What the task asks - In the entries below, find the lines that contain the word "image" and copy them.

Dataset records -
● ● ●

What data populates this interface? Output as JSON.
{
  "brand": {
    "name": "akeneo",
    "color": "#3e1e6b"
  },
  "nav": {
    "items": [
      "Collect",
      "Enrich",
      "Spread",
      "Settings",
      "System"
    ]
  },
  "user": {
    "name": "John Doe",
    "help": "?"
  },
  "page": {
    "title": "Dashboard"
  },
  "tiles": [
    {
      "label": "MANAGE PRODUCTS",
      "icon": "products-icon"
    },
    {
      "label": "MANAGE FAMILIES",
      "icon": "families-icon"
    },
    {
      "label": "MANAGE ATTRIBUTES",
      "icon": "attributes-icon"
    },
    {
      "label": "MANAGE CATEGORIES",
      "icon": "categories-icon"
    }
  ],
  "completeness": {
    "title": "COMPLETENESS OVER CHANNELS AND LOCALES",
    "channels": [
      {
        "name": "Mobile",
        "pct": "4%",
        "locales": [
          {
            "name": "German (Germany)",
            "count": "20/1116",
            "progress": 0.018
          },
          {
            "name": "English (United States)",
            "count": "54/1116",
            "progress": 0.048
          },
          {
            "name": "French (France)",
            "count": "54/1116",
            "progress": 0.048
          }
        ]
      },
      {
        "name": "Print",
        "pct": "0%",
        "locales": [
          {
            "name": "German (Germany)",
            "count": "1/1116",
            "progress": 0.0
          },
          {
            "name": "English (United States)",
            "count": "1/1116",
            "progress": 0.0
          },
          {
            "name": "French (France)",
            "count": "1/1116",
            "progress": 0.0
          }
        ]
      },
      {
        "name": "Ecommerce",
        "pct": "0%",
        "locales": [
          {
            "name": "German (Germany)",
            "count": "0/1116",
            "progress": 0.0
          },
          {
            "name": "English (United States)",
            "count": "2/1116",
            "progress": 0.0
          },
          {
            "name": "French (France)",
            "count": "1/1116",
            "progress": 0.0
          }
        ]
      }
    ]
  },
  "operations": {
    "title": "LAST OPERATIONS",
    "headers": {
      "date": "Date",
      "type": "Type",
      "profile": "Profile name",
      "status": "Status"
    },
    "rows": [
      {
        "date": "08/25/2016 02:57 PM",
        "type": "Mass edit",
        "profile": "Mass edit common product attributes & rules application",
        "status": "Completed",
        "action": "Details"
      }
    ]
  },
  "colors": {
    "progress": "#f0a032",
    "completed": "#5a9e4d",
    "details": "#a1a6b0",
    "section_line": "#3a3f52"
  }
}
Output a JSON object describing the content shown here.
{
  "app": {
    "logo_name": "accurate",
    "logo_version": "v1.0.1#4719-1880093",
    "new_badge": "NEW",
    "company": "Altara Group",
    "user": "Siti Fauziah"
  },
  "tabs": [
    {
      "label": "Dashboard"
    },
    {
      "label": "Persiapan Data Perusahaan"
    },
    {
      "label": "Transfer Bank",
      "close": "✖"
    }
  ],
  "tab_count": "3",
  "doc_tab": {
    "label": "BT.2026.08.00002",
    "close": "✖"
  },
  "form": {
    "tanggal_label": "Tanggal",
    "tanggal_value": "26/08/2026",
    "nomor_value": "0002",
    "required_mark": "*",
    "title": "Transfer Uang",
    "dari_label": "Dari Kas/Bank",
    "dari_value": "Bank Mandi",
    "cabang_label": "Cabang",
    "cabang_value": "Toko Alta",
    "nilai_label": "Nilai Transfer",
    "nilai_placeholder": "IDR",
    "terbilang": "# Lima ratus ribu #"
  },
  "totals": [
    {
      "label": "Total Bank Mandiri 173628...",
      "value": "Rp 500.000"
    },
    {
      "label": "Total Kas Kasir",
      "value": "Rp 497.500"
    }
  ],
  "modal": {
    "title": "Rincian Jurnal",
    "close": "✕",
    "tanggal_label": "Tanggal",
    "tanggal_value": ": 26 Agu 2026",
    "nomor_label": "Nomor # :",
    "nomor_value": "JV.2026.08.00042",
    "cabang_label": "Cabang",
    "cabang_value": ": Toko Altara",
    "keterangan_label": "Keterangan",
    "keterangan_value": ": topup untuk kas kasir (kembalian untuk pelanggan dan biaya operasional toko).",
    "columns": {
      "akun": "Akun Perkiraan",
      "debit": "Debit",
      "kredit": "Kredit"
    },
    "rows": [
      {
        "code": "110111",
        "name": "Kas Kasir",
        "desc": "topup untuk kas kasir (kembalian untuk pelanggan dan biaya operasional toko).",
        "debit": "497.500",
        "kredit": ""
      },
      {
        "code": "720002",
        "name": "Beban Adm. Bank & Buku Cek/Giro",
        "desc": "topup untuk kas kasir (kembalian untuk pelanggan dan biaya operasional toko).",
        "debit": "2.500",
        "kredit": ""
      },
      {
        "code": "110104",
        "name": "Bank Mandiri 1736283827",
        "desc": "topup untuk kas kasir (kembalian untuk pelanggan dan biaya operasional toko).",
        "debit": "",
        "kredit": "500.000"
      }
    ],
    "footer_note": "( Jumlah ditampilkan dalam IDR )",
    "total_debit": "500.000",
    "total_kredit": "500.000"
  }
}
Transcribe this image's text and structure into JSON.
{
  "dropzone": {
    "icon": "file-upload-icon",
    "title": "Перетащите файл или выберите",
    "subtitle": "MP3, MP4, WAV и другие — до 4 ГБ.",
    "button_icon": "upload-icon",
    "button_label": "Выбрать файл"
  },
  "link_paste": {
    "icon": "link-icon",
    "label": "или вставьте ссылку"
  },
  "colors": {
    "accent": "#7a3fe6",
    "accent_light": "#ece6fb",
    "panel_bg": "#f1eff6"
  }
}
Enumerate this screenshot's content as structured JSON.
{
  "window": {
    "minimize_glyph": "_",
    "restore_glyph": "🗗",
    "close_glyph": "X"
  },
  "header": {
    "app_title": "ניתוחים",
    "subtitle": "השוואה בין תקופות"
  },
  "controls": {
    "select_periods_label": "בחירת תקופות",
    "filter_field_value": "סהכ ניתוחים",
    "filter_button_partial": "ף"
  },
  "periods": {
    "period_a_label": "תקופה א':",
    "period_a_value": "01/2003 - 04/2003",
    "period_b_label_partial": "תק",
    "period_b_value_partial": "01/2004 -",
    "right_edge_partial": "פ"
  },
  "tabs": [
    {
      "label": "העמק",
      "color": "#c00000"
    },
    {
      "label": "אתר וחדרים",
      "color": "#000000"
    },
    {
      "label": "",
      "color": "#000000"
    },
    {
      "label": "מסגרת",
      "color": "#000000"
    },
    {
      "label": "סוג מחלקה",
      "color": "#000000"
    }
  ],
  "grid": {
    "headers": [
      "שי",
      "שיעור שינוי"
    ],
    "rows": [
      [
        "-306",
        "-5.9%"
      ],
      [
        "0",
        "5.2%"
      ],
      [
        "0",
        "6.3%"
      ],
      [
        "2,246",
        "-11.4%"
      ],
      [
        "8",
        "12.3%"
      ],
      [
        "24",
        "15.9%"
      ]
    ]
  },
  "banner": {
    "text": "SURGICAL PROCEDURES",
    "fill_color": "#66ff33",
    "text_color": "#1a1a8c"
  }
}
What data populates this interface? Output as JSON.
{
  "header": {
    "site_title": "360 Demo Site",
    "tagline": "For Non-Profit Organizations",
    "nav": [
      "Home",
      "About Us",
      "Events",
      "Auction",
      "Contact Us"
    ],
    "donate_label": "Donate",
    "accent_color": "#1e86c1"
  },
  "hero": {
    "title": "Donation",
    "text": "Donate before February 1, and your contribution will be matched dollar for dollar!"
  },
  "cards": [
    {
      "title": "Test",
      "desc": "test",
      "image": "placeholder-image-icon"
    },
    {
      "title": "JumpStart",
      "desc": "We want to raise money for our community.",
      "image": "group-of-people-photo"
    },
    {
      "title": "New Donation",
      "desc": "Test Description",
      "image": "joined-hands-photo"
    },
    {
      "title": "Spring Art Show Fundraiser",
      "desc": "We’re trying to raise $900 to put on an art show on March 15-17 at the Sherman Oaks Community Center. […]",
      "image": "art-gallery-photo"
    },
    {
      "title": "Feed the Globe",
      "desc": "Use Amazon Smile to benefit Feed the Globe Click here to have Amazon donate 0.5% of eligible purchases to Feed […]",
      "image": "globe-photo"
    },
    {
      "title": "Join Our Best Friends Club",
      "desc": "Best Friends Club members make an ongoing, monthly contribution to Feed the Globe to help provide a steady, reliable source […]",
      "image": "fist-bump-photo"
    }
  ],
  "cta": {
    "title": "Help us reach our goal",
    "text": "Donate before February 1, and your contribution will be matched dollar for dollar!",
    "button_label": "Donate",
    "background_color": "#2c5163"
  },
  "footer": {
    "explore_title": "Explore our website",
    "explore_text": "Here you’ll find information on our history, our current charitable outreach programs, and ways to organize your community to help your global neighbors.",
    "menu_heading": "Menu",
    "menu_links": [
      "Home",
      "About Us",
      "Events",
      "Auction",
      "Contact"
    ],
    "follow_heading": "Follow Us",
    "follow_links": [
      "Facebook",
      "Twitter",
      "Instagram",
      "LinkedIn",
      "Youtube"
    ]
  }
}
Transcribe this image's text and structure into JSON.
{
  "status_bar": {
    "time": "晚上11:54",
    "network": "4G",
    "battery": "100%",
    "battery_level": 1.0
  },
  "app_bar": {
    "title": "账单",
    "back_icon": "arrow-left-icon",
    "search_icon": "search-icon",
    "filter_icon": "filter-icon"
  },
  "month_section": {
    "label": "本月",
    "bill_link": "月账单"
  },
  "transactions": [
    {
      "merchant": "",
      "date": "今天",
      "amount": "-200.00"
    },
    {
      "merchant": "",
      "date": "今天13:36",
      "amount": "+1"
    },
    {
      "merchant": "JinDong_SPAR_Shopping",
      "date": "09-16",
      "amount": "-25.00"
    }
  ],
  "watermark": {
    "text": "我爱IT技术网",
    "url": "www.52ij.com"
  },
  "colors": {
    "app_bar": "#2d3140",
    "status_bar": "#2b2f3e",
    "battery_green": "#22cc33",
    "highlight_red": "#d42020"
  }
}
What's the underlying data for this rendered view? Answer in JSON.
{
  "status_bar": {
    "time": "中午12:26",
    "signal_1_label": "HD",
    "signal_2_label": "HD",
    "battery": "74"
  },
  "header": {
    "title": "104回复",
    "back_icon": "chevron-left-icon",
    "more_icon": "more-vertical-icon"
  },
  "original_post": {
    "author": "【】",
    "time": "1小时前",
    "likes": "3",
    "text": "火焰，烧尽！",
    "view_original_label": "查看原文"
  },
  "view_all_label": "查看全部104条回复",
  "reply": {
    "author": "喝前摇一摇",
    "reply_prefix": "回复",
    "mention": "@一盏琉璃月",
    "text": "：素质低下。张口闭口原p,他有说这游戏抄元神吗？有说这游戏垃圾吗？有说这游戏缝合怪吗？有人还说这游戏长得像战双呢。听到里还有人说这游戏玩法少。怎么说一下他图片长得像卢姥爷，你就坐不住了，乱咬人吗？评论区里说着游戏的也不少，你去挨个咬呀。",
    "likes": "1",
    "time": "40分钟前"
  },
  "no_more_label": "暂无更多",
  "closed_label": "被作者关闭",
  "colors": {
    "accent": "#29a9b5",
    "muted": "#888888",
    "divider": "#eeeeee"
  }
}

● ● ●

Your response -
Transcribe this image's text and structure into JSON.
      "image": "placeholder-image-icon"
      "image": "group-of-people-photo"
      "image": "joined-hands-photo"
      "image": "art-gallery-photo"
      "image": "globe-photo"
      "image": "fist-bump-photo"
Transcribe this image's text and structure into JSON.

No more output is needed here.